- **EXERCISE DESCRIPTION**: Copy the data precisely, keeping every character.

- **Excerpts from a dataset**:
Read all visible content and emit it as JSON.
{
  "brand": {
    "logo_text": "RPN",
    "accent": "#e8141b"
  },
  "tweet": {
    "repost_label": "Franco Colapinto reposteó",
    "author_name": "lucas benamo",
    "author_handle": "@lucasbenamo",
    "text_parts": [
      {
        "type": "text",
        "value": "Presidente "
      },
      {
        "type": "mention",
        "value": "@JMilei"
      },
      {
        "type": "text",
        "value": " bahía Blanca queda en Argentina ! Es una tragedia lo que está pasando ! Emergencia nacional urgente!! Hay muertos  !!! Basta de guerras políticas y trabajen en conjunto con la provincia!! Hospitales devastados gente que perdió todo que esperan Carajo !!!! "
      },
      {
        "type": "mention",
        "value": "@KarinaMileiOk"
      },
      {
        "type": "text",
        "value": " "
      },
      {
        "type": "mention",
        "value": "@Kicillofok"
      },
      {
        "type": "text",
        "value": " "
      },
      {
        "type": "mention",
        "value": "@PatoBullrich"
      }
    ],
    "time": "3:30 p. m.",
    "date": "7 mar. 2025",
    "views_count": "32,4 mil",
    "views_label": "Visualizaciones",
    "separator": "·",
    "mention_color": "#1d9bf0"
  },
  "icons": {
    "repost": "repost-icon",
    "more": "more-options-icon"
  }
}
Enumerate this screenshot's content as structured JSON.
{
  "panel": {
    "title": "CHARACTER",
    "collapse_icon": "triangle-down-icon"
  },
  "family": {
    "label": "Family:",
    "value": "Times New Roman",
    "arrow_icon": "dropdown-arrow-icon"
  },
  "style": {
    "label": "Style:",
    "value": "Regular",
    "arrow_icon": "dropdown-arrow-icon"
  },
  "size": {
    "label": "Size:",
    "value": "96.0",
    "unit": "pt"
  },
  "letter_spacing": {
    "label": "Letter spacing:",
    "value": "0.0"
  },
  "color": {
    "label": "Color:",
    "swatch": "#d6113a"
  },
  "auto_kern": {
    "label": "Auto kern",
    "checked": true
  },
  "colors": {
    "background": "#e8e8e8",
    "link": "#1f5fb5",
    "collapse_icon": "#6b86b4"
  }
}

- **COMPLETED EXERCISE**:
Read all visible content and emit it as JSON.
{
  "brand": {
    "logo_text": "RPN",
    "accent": "#e8141b"
  },
  "tweet": {
    "repost_label": "Franco Colapinto reposteó",
    "author_name": "lucas benamo",
    "author_handle": "@lucasbenamo",
    "text_parts": [
      {
        "type": "text",
        "value": "Presidente "
      },
      {
        "type": "mention",
        "value": "@JMilei"
      },
      {
        "type": "text",
        "value": " bahía Blanca queda en Argentina ! Es una tragedia lo que está pasando ! Emergencia nacional urgente!! Hay muertos  !!! Basta de guerras políticas y trabajen en conjunto con la provincia!! Hospitales devastados gente que perdió todo que esperan Carajo !!!! "
      },
      {
        "type": "mention",
        "value": "@KarinaMileiOk"
      },
      {
        "type": "text",
        "value": " "
      },
      {
        "type": "mention",
        "value": "@Kicillofok"
      },
      {
        "type": "text",
        "value": " "
      },
      {
        "type": "mention",
        "value": "@PatoBullrich"
      }
    ],
    "time": "3:30 p. m.",
    "date": "7 mar. 2025",
    "views_count": "32,4 mil",
    "views_label": "Visualizaciones",
    "separator": "·",
    "mention_color": "#1d9bf0"
  },
  "icons": {
    "repost": "repost-icon",
    "more": "more-options-icon"
  }
}
Enumerate this screenshot's content as structured JSON.
{
  "panel": {
    "title": "CHARACTER",
    "collapse_icon": "triangle-down-icon"
  },
  "family": {
    "label": "Family:",
    "value": "Times New Roman",
    "arrow_icon": "dropdown-arrow-icon"
  },
  "style": {
    "label": "Style:",
    "value": "Regular",
    "arrow_icon": "dropdown-arrow-icon"
  },
  "size": {
    "label": "Size:",
    "value": "96.0",
    "unit": "pt"
  },
  "letter_spacing": {
    "label": "Letter spacing:",
    "value": "0.0"
  },
  "color": {
    "label": "Color:",
    "swatch": "#d6113a"
  },
  "auto_kern": {
    "label": "Auto kern",
    "checked": true
  },
  "colors": {
    "background": "#e8e8e8",
    "link": "#1f5fb5",
    "collapse_icon": "#6b86b4"
  }
}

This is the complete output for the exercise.